to make notification requests less distracting for users. This was just the first step, and we are working to reenable the full notification prompt for sites with desired notifications while maintaining quiet requests for others. Stay tuned for more updates on this soon.
Today, we’re excited to share more about the work we’re doing to ensure users never miss out on the notifications they care about.
Notifications when you need them, not just when the browser is open
Most desktop browsers only receive notifications while they’re running, causing users to miss out on important updates if the browser is closed. And when users do finally open their browser, they’re treated to a flood of incoming notifications that may no longer be relevant. The legacy version of Microsoft Edge addressed this issue with support for background notifications while the browser was closed, and we’re excited to share that the new version of Microsoft Edge now does as well.
Taking advantage of background notifications is easy, and any site which supports web push notifications using the web standard Push API
, Notifications API
, and web push protocol
is already supported. Web developers don’t need to make any special changes to their website for users to receive notifications while Microsoft Edge is closed—it all just works. This feature is available now for anyone using Edge 85 on Windows 10 version 20H1 and above.

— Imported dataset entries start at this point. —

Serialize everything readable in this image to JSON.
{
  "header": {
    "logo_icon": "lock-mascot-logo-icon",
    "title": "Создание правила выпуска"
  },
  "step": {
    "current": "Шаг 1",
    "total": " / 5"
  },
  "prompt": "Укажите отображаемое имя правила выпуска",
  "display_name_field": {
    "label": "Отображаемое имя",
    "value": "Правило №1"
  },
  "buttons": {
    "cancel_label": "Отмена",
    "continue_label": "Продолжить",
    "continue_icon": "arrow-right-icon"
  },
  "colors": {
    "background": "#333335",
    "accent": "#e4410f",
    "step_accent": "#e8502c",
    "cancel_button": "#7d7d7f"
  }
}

Notification badges on the taskbar/dock
While notification toasts—the little messages that appear with important alerts—are incredibly helpful when used properly, some types of notifications are better suited to a more lightweight update. For years, desktop and mobile operating systems have supported showing a badge with a notification count on surfaces like the Windows taskbar, macOS dock, and Android or iOS home screen, but this feature has always been limited to native apps. With the latest version of Microsoft Edge, PWAs and pinned sites
can now display badges as well.
Basic support for badging PWAs has been available on Windows and Mac since Edge 81, as well as in other Chromium browsers. Developers can set and update badges using the Badging API
from documents or service workers. Service workers allow users to receive notifications or badge updates when the site or PWA is not open. However, for privacy reasons, updating a badge via the service worker push event also requires that the site show a toast notification. Users must also opt into receiving notifications from the site. Learn more about how to enable badging on your site.
Unfortunately, one of the drawbacks of badging in most browsers is that badges can only be shown on the taskbar while the PWA is open. But with the recent changes we’ve made to Microsoft Edge, badges can now be shown on the taskbar at any time. This, combined with the background notification capability, removes the key limitations of badging and ensures that users can rely on taskbar badges regardless of whether the PWA or Microsoft Edge is running. We’ve also added support for badging pinned sites, bringing the feature to any web-powered experience on the taskbar. To take advantage of these improvements, users must be on Edge 85 (for PWAs) or Edge 87 (for pinned sites) with Windows 10 version 20H1 or higher.
Between background notifications when the browser is closed, more reliable badging, and support for badges on pinned sites, users can rest assured they’ll always receive important updates for their favorite sites in Microsoft Edge. And best of all, developers who are already using service workers for notifications and badging don’t have to do a thing.
If you haven’t enabled badging for your site, this article
will help you get started. Users often find badging very useful, and our research shows that sites with badges see increased engagement overall. We’re so excited to see how developers will use these improvements to enhance the experience on the web.
— William Devereux
, Senior Program Manager, Microsoft Edge
— Jungkee Song
, Senior Program Manager, Microsoft Edge